A major public health triumph for the pediatric community has been a significant decrease in transmission of HIV, the virus that causes AIDS, from pregnant women to the baby. This is especially important for prospective adoptive parents. The decrease in rates is due to the treatment of pregnant women who are HIV+ with antiviral drugs and the elective use of Caesarean section delivery for infected women. However, drug abuse continues to be a leading factor in placing an individual at risk for HIV infection, and those families who are fostering or adopting an infant whose mother has used drugs during pregnancy have to continue to be concerned about this issue.
Risk varies based on a number of factors. In a recent study of 1,106,757 pregnancies in 955,251 women from across the country, it was found that 2856 women (0.28 percent) were HIV positive. Importantly, there were significant variations in positive rates based on regions in the country. Pregnant women in Washington DC had an HIV positive rate of 5.8 percent, those in Maryland and New York had rates at about 0.9 percent, and all other states had a prevalence rate below 0.5 percent.

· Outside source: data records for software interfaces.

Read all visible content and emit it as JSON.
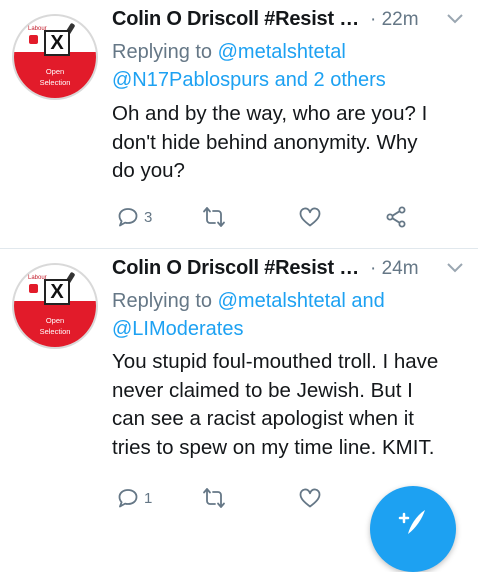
{
  "tweets": [
    {
      "author": "Colin O Driscoll #Resist …",
      "time": "· 22m",
      "replying_label": "Replying to ",
      "replying_line1_handle": "@metalshtetal",
      "replying_line2": "@N17Pablospurs and 2 others",
      "text_lines": [
        "Oh and by the way, who are you? I",
        "don't hide behind anonymity. Why",
        "do you?"
      ],
      "reply_count": "3",
      "avatar": {
        "small_label": "Labour",
        "mark": "X",
        "label_1": "Open",
        "label_2": "Selection"
      }
    },
    {
      "author": "Colin O Driscoll #Resist …",
      "time": "· 24m",
      "replying_label": "Replying to ",
      "replying_line1_handle": "@metalshtetal and",
      "replying_line2": "@LIModerates",
      "text_lines": [
        "You stupid foul-mouthed troll. I have",
        "never claimed to be Jewish. But I",
        "can see a racist apologist when it",
        "tries to spew on my time line. KMIT."
      ],
      "reply_count": "1",
      "avatar": {
        "small_label": "Labour",
        "mark": "X",
        "label_1": "Open",
        "label_2": "Selection"
      }
    }
  ],
  "icons": {
    "reply": "reply-icon",
    "retweet": "retweet-icon",
    "like": "like-icon",
    "share": "share-icon",
    "menu": "chevron-down-icon",
    "compose": "compose-icon"
  },
  "colors": {
    "accent": "#1da1f2",
    "muted": "#657786",
    "text": "#14171a",
    "logo_red": "#e21b2a"
  }
}
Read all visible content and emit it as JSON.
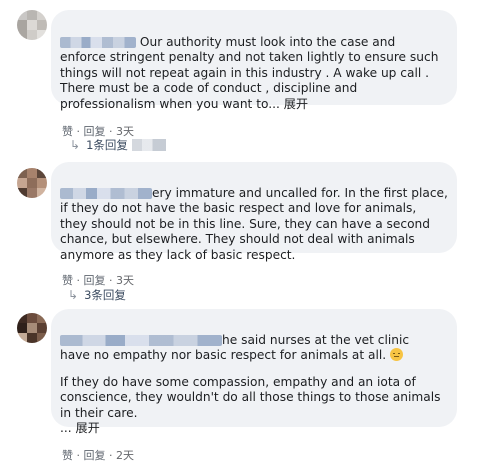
{
  "comments": [
    {
      "lines": [
        "Our authority must look into the case and",
        "enforce stringent penalty and not taken lightly to ensure such",
        "things will not repeat again in this industry . A wake up call .",
        "There must be a code of conduct , discipline and",
        "professionalism when you want to... "
      ],
      "see_more": "展开",
      "like": "赞",
      "sep": " · ",
      "reply": "回复",
      "time": "3天",
      "replies_label": "1条回复",
      "avatar_colors": [
        "#c9c7c5",
        "#b9b6b2",
        "#d4d1cd",
        "#a9a5a0",
        "#dcd9d5",
        "#bfbbb6",
        "#aaa6a1",
        "#cfccc8",
        "#e2e0dd"
      ]
    },
    {
      "lines": [
        "ery immature and uncalled for. In the first place,",
        "if they do not have the basic respect and love for animals,",
        "they should not be in this line. Sure, they can have a second",
        "chance, but elsewhere. They should not deal with animals",
        "anymore as they lack of basic respect."
      ],
      "like": "赞",
      "sep": " · ",
      "reply": "回复",
      "time": "3天",
      "replies_label": "3条回复",
      "avatar_colors": [
        "#7d6150",
        "#a7826c",
        "#5c463a",
        "#c5a591",
        "#8e6d5a",
        "#b49079",
        "#4e3a30",
        "#9a7866",
        "#d0b39f"
      ]
    },
    {
      "lines": [
        "he said nurses at the vet clinic",
        "have no empathy nor basic respect for animals at all. "
      ],
      "lines2": [
        "If they do have some compassion, empathy and an iota of",
        "conscience, they wouldn't do all those things to those animals",
        "in their care.",
        "... "
      ],
      "see_more": "展开",
      "like": "赞",
      "sep": " · ",
      "reply": "回复",
      "time": "2天",
      "avatar_colors": [
        "#3e2a22",
        "#6b4c3d",
        "#8a6a56",
        "#2f201a",
        "#a78c78",
        "#5a3f32",
        "#c4ab97",
        "#4a3428",
        "#7b5d4b"
      ]
    }
  ]
}
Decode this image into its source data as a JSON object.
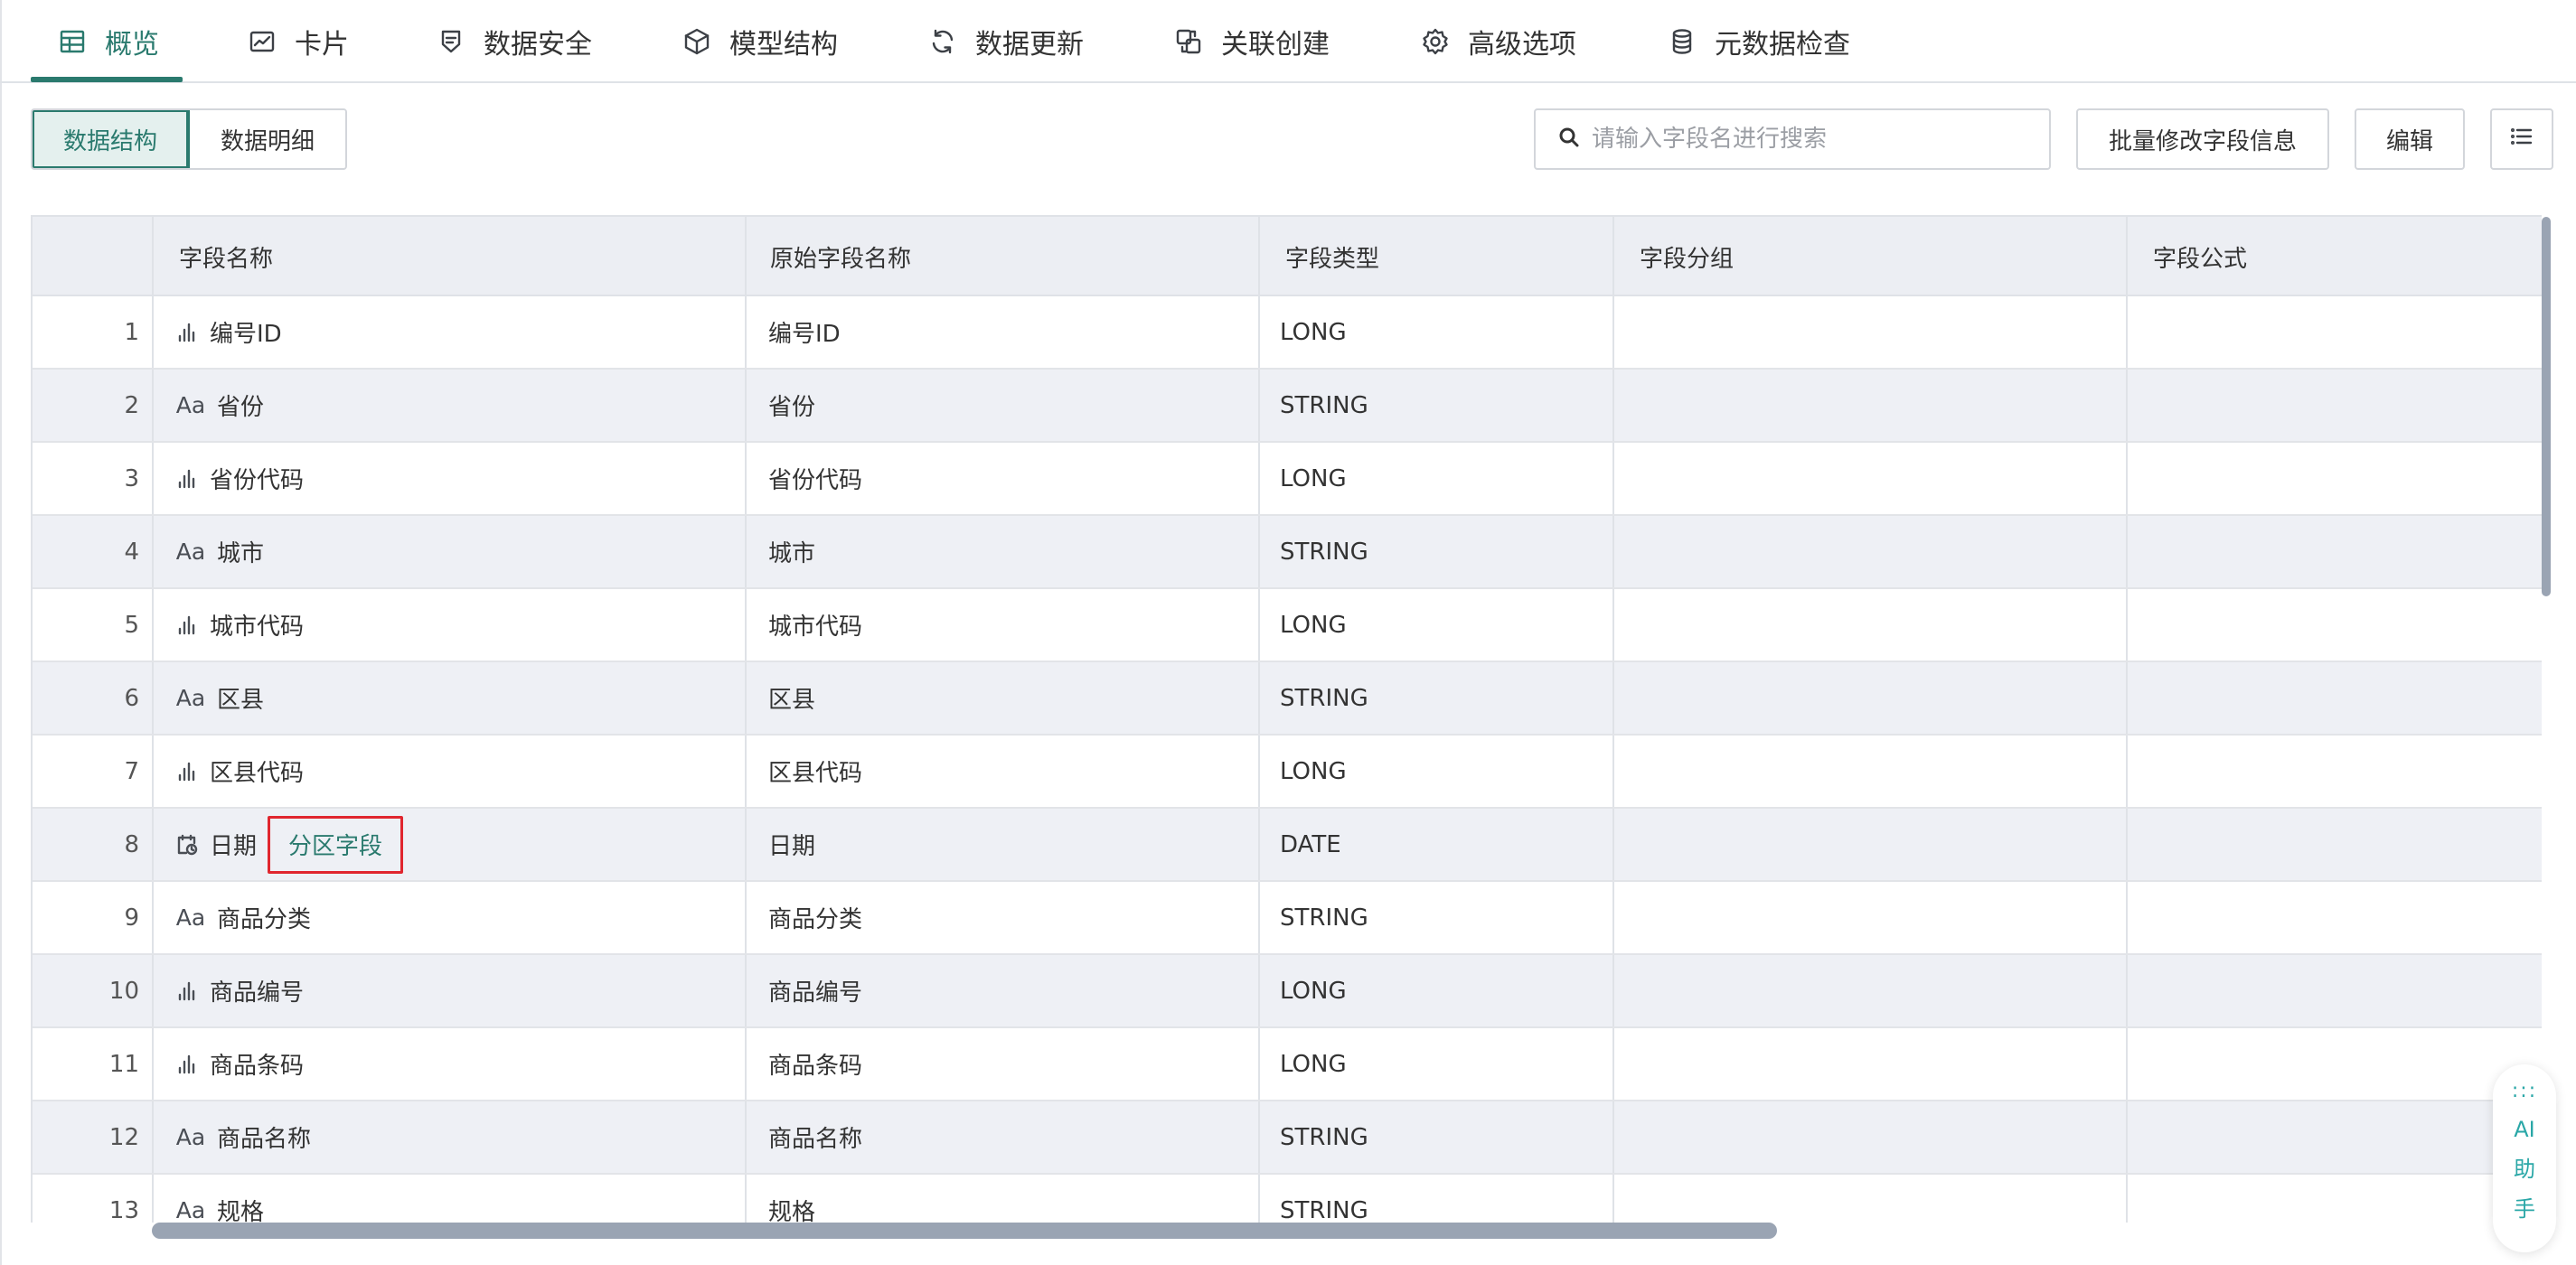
{
  "tabs": [
    {
      "label": "概览",
      "icon": "table-icon",
      "active": true
    },
    {
      "label": "卡片",
      "icon": "chart-card-icon",
      "active": false
    },
    {
      "label": "数据安全",
      "icon": "shield-icon",
      "active": false
    },
    {
      "label": "模型结构",
      "icon": "cube-icon",
      "active": false
    },
    {
      "label": "数据更新",
      "icon": "refresh-icon",
      "active": false
    },
    {
      "label": "关联创建",
      "icon": "link-icon",
      "active": false
    },
    {
      "label": "高级选项",
      "icon": "gear-icon",
      "active": false
    },
    {
      "label": "元数据检查",
      "icon": "database-icon",
      "active": false
    }
  ],
  "toolbar": {
    "view_structure": "数据结构",
    "view_detail": "数据明细",
    "search_placeholder": "请输入字段名进行搜索",
    "batch_edit": "批量修改字段信息",
    "edit": "编辑",
    "menu_icon": "list-icon"
  },
  "table": {
    "headers": [
      "",
      "字段名称",
      "原始字段名称",
      "字段类型",
      "字段分组",
      "字段公式"
    ],
    "rows": [
      {
        "index": "1",
        "icon": "measure-icon",
        "name": "编号ID",
        "original": "编号ID",
        "type": "LONG",
        "group": "",
        "formula": ""
      },
      {
        "index": "2",
        "icon": "text-icon",
        "name": "省份",
        "original": "省份",
        "type": "STRING",
        "group": "",
        "formula": ""
      },
      {
        "index": "3",
        "icon": "measure-icon",
        "name": "省份代码",
        "original": "省份代码",
        "type": "LONG",
        "group": "",
        "formula": ""
      },
      {
        "index": "4",
        "icon": "text-icon",
        "name": "城市",
        "original": "城市",
        "type": "STRING",
        "group": "",
        "formula": ""
      },
      {
        "index": "5",
        "icon": "measure-icon",
        "name": "城市代码",
        "original": "城市代码",
        "type": "LONG",
        "group": "",
        "formula": ""
      },
      {
        "index": "6",
        "icon": "text-icon",
        "name": "区县",
        "original": "区县",
        "type": "STRING",
        "group": "",
        "formula": ""
      },
      {
        "index": "7",
        "icon": "measure-icon",
        "name": "区县代码",
        "original": "区县代码",
        "type": "LONG",
        "group": "",
        "formula": ""
      },
      {
        "index": "8",
        "icon": "date-icon",
        "name": "日期",
        "tag": "分区字段",
        "original": "日期",
        "type": "DATE",
        "group": "",
        "formula": ""
      },
      {
        "index": "9",
        "icon": "text-icon",
        "name": "商品分类",
        "original": "商品分类",
        "type": "STRING",
        "group": "",
        "formula": ""
      },
      {
        "index": "10",
        "icon": "measure-icon",
        "name": "商品编号",
        "original": "商品编号",
        "type": "LONG",
        "group": "",
        "formula": ""
      },
      {
        "index": "11",
        "icon": "measure-icon",
        "name": "商品条码",
        "original": "商品条码",
        "type": "LONG",
        "group": "",
        "formula": ""
      },
      {
        "index": "12",
        "icon": "text-icon",
        "name": "商品名称",
        "original": "商品名称",
        "type": "STRING",
        "group": "",
        "formula": ""
      },
      {
        "index": "13",
        "icon": "text-icon",
        "name": "规格",
        "original": "规格",
        "type": "STRING",
        "group": "",
        "formula": ""
      }
    ]
  },
  "text_icon_glyph": "Aa",
  "ai_assistant": {
    "dots": ":::",
    "label": "AI助手"
  },
  "colors": {
    "accent": "#2a7a6e",
    "highlight_border": "#e0262e",
    "row_alt": "#eef0f5",
    "header_bg": "#eceef3",
    "ai": "#2aa7a7"
  }
}
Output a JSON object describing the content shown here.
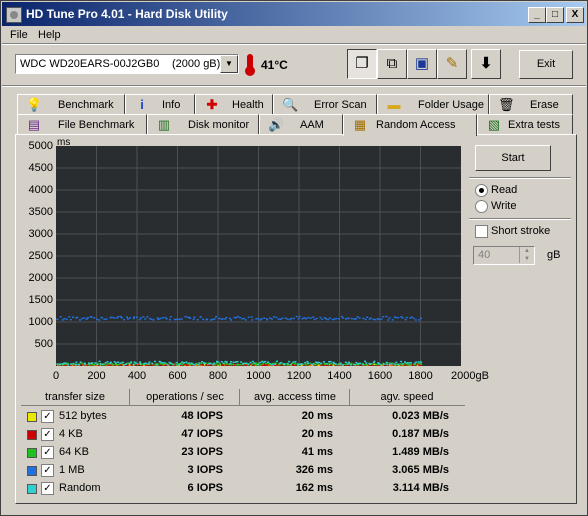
{
  "window": {
    "title": "HD Tune Pro 4.01 - Hard Disk Utility"
  },
  "controls": {
    "minimize": "_",
    "maximize": "□",
    "close": "X"
  },
  "menu": {
    "file": "File",
    "help": "Help"
  },
  "drive": {
    "name": "WDC WD20EARS-00J2GB0",
    "size": "(2000 gB)",
    "temperature": "41°C"
  },
  "toolbar": {
    "exit": "Exit"
  },
  "tabs_row1": [
    {
      "label": "Benchmark",
      "icon": "bulb-icon"
    },
    {
      "label": "Info",
      "icon": "info-icon"
    },
    {
      "label": "Health",
      "icon": "health-cross-icon"
    },
    {
      "label": "Error Scan",
      "icon": "magnifier-icon"
    },
    {
      "label": "Folder Usage",
      "icon": "folder-icon"
    },
    {
      "label": "Erase",
      "icon": "trash-icon"
    }
  ],
  "tabs_row2": [
    {
      "label": "File Benchmark",
      "icon": "file-benchmark-icon"
    },
    {
      "label": "Disk monitor",
      "icon": "disk-monitor-icon"
    },
    {
      "label": "AAM",
      "icon": "speaker-icon"
    },
    {
      "label": "Random Access",
      "icon": "random-access-icon",
      "active": true
    },
    {
      "label": "Extra tests",
      "icon": "extra-tests-icon"
    }
  ],
  "side": {
    "start": "Start",
    "read": "Read",
    "write": "Write",
    "mode": "Read",
    "short_stroke": "Short stroke",
    "short_stroke_checked": false,
    "stroke_value": "40",
    "stroke_unit": "gB"
  },
  "table": {
    "headers": [
      "transfer size",
      "operations / sec",
      "avg. access time",
      "agv. speed"
    ],
    "rows": [
      {
        "label": "512 bytes",
        "color": "#e8e800",
        "checked": true,
        "ops": "48 IOPS",
        "access": "20 ms",
        "speed": "0.023 MB/s"
      },
      {
        "label": "4 KB",
        "color": "#d00000",
        "checked": true,
        "ops": "47 IOPS",
        "access": "20 ms",
        "speed": "0.187 MB/s"
      },
      {
        "label": "64 KB",
        "color": "#20c020",
        "checked": true,
        "ops": "23 IOPS",
        "access": "41 ms",
        "speed": "1.489 MB/s"
      },
      {
        "label": "1 MB",
        "color": "#2070e0",
        "checked": true,
        "ops": "3 IOPS",
        "access": "326 ms",
        "speed": "3.065 MB/s"
      },
      {
        "label": "Random",
        "color": "#30d0d0",
        "checked": true,
        "ops": "6 IOPS",
        "access": "162 ms",
        "speed": "3.114 MB/s"
      }
    ]
  },
  "chart_data": {
    "type": "scatter",
    "y_unit": "ms",
    "ylim": [
      0,
      5000
    ],
    "xlim": [
      0,
      2000
    ],
    "y_ticks": [
      "5000",
      "4500",
      "4000",
      "3500",
      "3000",
      "2500",
      "2000",
      "1500",
      "1000",
      "500"
    ],
    "x_ticks": [
      "0",
      "200",
      "400",
      "600",
      "800",
      "1000",
      "1200",
      "1400",
      "1600",
      "1800",
      "2000gB"
    ],
    "grid": true,
    "series": [
      {
        "color": "#e8e800",
        "level": 20,
        "spread": 10
      },
      {
        "color": "#d00000",
        "level": 20,
        "spread": 10
      },
      {
        "color": "#20c020",
        "level": 41,
        "spread": 20
      },
      {
        "color": "#2070e0",
        "level": 1080,
        "spread": 40
      },
      {
        "color": "#30d0d0",
        "level": 60,
        "spread": 40
      }
    ]
  }
}
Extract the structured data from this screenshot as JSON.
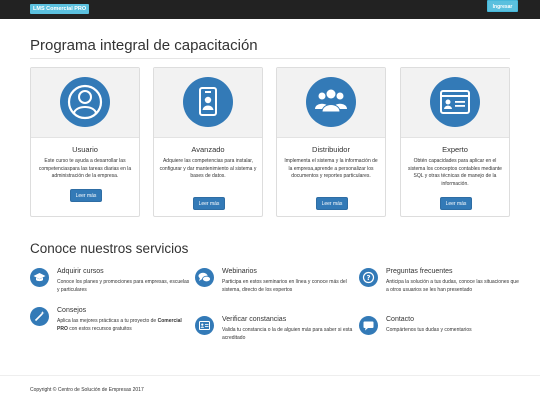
{
  "navbar": {
    "brand": "LMS Comercial PRO",
    "login_label": "Ingresar"
  },
  "hero": {
    "title": "Programa integral de capacitación"
  },
  "cards": [
    {
      "icon": "user-icon",
      "title": "Usuario",
      "text": "Este curso te ayuda a desarrollar las competenciaspara las tareas diarias en la administración de la empresa.",
      "button": "Leer más"
    },
    {
      "icon": "id-badge-icon",
      "title": "Avanzado",
      "text": "Adquiere las competencias para instalar, configurar y dar mantenimiento al sistema y bases de datos.",
      "button": "Leer más"
    },
    {
      "icon": "group-icon",
      "title": "Distribuidor",
      "text": "Implementa el sistema y la información de la empresa,aprende a personalizar los documentos y reportes particulares.",
      "button": "Leer más"
    },
    {
      "icon": "id-card-icon",
      "title": "Experto",
      "text": "Obtén capacidades para aplicar en el sistema los conceptos contables mediante SQL y otras técnicas de manejo de la información.",
      "button": "Leer más"
    }
  ],
  "services": {
    "title": "Conoce nuestros servicios",
    "items": [
      {
        "icon": "graduation-cap-icon",
        "title": "Adquirir cursos",
        "text": "Conoce los planes y promociones para empresas, escuelas y particulares"
      },
      {
        "icon": "chat-bubbles-icon",
        "title": "Webinarios",
        "text": "Participa en estos seminarios en línea y conoce más del sistema, directo de los expertos"
      },
      {
        "icon": "question-icon",
        "title": "Preguntas frecuentes",
        "text": "Anticipa la solución a tus dudas, conoce las situaciones que a otros usuarios se les han presentado"
      },
      {
        "icon": "magic-wand-icon",
        "title": "Consejos",
        "text_prefix": "Aplica las mejores prácticas a tu proyecto de ",
        "text_bold": "Comercial PRO",
        "text_suffix": " con estos recursos gratuitos"
      },
      {
        "icon": "id-card-icon",
        "title": "Verificar constancias",
        "text": "Valida tu constancia o la de alguien más para saber si esta acreditado"
      },
      {
        "icon": "comment-icon",
        "title": "Contacto",
        "text": "Compártenos tus dudas y comentarios"
      }
    ]
  },
  "footer": {
    "text": "Copyright © Centro de Solución de Empresas 2017"
  },
  "colors": {
    "primary": "#337ab7",
    "info": "#5bc0de",
    "navbar": "#222222"
  }
}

Although HIV screening is fairly common during pregnancy, there are many instances in which it is not performed. In addition, Hepatitis C rates are burgeoning in the drug and alcohol using populations, and it is relatively rare that the pregnant woman has been tested for this. Many adoption agencies with which I have had the opportunity to work are now testing all newborns under their supervision for both HIV and Hepatitis C. However, potential foster and adoptive families need to ask a lot of questions before they make a long-term commitment to a new baby.
Testing and evaluation of newborns for infection with HIV or with Hepatitis C is very complex, complicated by the fact that there is relatively little information regarding long-term experience with children infected with Hepatitis C. When I work with foster and prospective adoptive families, I recommend that all newborn have Hepatitis C and HIV screens at birth or as soon thereafter as possible. When an infant or child, no matter what age, is first being evaluated for possible placement, I recommend testing.
The usual first screening test is for the HIV or Hepatitis C antibody, a reaction to presence of the virus. If the initial antibody test is negative, it is highly unlikely that this is a false negative (a blood test that is negative, but the child actually is infected) for either Hepatitis C or HIV. No repeat antibody screen is needed, although parents may wish to have one done if the child was less than 6 weeks of age at the time of testing. In this case, a repeat antibody screen at three to six months of age can be considered.
If the initial antibody test for HIV or Hepatitis C is positive, a follow up second level of testing needs to be done. This test is called a PCR, which stands for polymerase chain reaction. PCR is a method to analyze a short sequence of genetic material –DNA or RNA – even in samples containing only minimal quantities of the material.
a. AIDS: A PCR in the first three months has about a 40 percent chance of being a false negative (that is, the child is infected but the test is negative). PCR for HIV infection reaches almost 100 percent accuracy by 4 months. If the PCR is negative for HIV at 4 months, no further evaluation is needed. If the parents wish to follow up with a confirmatory PCR, this should be done at six months.
b. Hepatitis C: A PCR at 6 weeks to two months of age has about a 20 percent chance of being a false negative. The accuracy slowly increases, so that by 6 months, chances for a false negative are 10 percent. Many experts recommend that a PCR not even be done until 6 months of age. However, this is untenable for many families trying to make a decision around adoption. A reasonable course would be to perform a PCR at 6 weeks to two months. If it is positive, that gives the family significant information, although it still is not 100 percent accurate. If negative, it narrows the statistical chances for the family down to a 20 percent chance. Since overall likelihood of transmission of Hepatitis C is about 5 percent from mother to child, statistically the baby probably is not infected. This information regarding Hepatitis C relates to the child who is HIV negative. If the child is HIV positive, transmission of Hepatitis C is many times higher, so the protocol for testing would be different.
These recommendations are a combination of research-based information and my own experience in working with infants and children prenatally exposed to drugs and alcohol. Though this is an issue that many prospective parents – and agencies – are reluctant to even have to think about, it is in the best interest of the child and the family to have the facts and then make decisions based on accurate information.